▶ _Prompt_
How many lines of the data contain the string "accent"? Write the number and nothing more.

== Segment start ==

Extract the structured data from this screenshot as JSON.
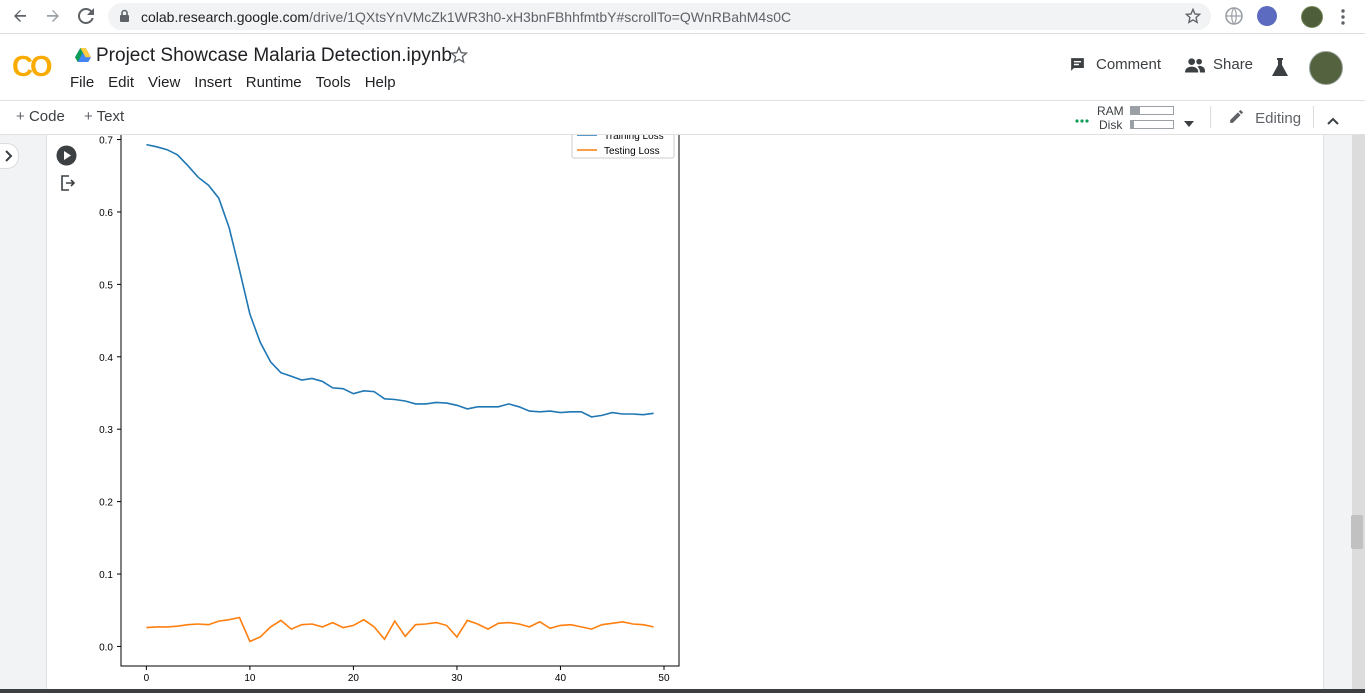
{
  "browser": {
    "url_host": "colab.research.google.com",
    "url_rest": "/drive/1QXtsYnVMcZk1WR3h0-xH3bnFBhhfmtbY#scrollTo=QWnRBahM4s0C",
    "icons": [
      "back-icon",
      "forward-icon",
      "reload-icon",
      "lock-icon",
      "star-icon",
      "globe-icon",
      "extension-icon",
      "profile-avatar",
      "kebab-menu-icon"
    ]
  },
  "header": {
    "logo": "CO",
    "notebook_title": "Project Showcase Malaria Detection.ipynb",
    "menu": [
      "File",
      "Edit",
      "View",
      "Insert",
      "Runtime",
      "Tools",
      "Help"
    ],
    "comment_label": "Comment",
    "share_label": "Share"
  },
  "toolbar": {
    "code_label": "Code",
    "text_label": "Text",
    "ram_label": "RAM",
    "disk_label": "Disk",
    "ram_usage": 0.22,
    "disk_usage": 0.08,
    "editing_label": "Editing"
  },
  "colors": {
    "training": "#1f77b4",
    "testing": "#ff7f0e",
    "colab_logo": "#f9ab00"
  },
  "chart_data": {
    "type": "line",
    "x": [
      0,
      1,
      2,
      3,
      4,
      5,
      6,
      7,
      8,
      9,
      10,
      11,
      12,
      13,
      14,
      15,
      16,
      17,
      18,
      19,
      20,
      21,
      22,
      23,
      24,
      25,
      26,
      27,
      28,
      29,
      30,
      31,
      32,
      33,
      34,
      35,
      36,
      37,
      38,
      39,
      40,
      41,
      42,
      43,
      44,
      45,
      46,
      47,
      48,
      49
    ],
    "series": [
      {
        "name": "Training Loss",
        "color": "#1f77b4",
        "values": [
          0.693,
          0.69,
          0.686,
          0.679,
          0.664,
          0.648,
          0.637,
          0.619,
          0.578,
          0.52,
          0.459,
          0.42,
          0.393,
          0.378,
          0.373,
          0.368,
          0.37,
          0.366,
          0.357,
          0.356,
          0.349,
          0.353,
          0.352,
          0.342,
          0.341,
          0.339,
          0.335,
          0.335,
          0.337,
          0.336,
          0.333,
          0.328,
          0.331,
          0.331,
          0.331,
          0.335,
          0.331,
          0.325,
          0.324,
          0.325,
          0.323,
          0.324,
          0.324,
          0.317,
          0.319,
          0.323,
          0.321,
          0.321,
          0.32,
          0.322
        ]
      },
      {
        "name": "Testing Loss",
        "color": "#ff7f0e",
        "values": [
          0.026,
          0.027,
          0.027,
          0.028,
          0.03,
          0.031,
          0.03,
          0.035,
          0.037,
          0.04,
          0.007,
          0.013,
          0.027,
          0.036,
          0.024,
          0.03,
          0.031,
          0.027,
          0.033,
          0.026,
          0.029,
          0.037,
          0.027,
          0.01,
          0.035,
          0.014,
          0.03,
          0.031,
          0.033,
          0.029,
          0.013,
          0.036,
          0.031,
          0.024,
          0.032,
          0.033,
          0.031,
          0.027,
          0.034,
          0.025,
          0.029,
          0.03,
          0.027,
          0.024,
          0.03,
          0.032,
          0.034,
          0.031,
          0.03,
          0.027
        ]
      }
    ],
    "xticks": [
      0,
      10,
      20,
      30,
      40,
      50
    ],
    "yticks": [
      0.0,
      0.1,
      0.2,
      0.3,
      0.4,
      0.5,
      0.6,
      0.7
    ],
    "xlim": [
      -2.45,
      51.45
    ],
    "ylim": [
      -0.027,
      0.727
    ],
    "legend": "top-right",
    "grid": false
  }
}
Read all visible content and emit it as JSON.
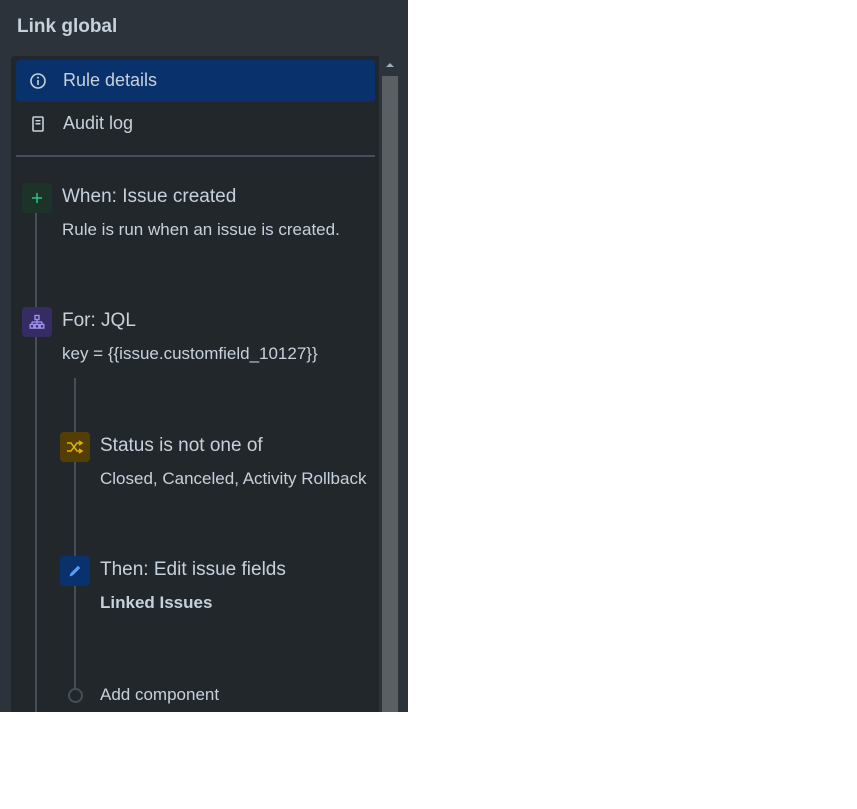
{
  "panel": {
    "title": "Link global"
  },
  "nav": {
    "items": [
      {
        "label": "Rule details",
        "icon": "info-icon",
        "active": true
      },
      {
        "label": "Audit log",
        "icon": "document-icon",
        "active": false
      }
    ]
  },
  "steps": [
    {
      "icon": "plus-icon",
      "title": "When: Issue created",
      "description": "Rule is run when an issue is created.",
      "color": "#1c3329",
      "accent": "#2abb7f"
    },
    {
      "icon": "branch-icon",
      "title": "For: JQL",
      "description": "key = {{issue.customfield_10127}}",
      "color": "#352c63",
      "accent": "#9f8fef"
    },
    {
      "icon": "shuffle-icon",
      "title": "Status is not one of",
      "description": "Closed, Canceled, Activity Rollback",
      "color": "#533f04",
      "accent": "#e2b203"
    },
    {
      "icon": "pencil-icon",
      "title": "Then: Edit issue fields",
      "description": "Linked Issues",
      "color": "#09326c",
      "accent": "#579dff"
    }
  ],
  "add_component": {
    "label": "Add component"
  }
}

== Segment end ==

▶ _The answer_
4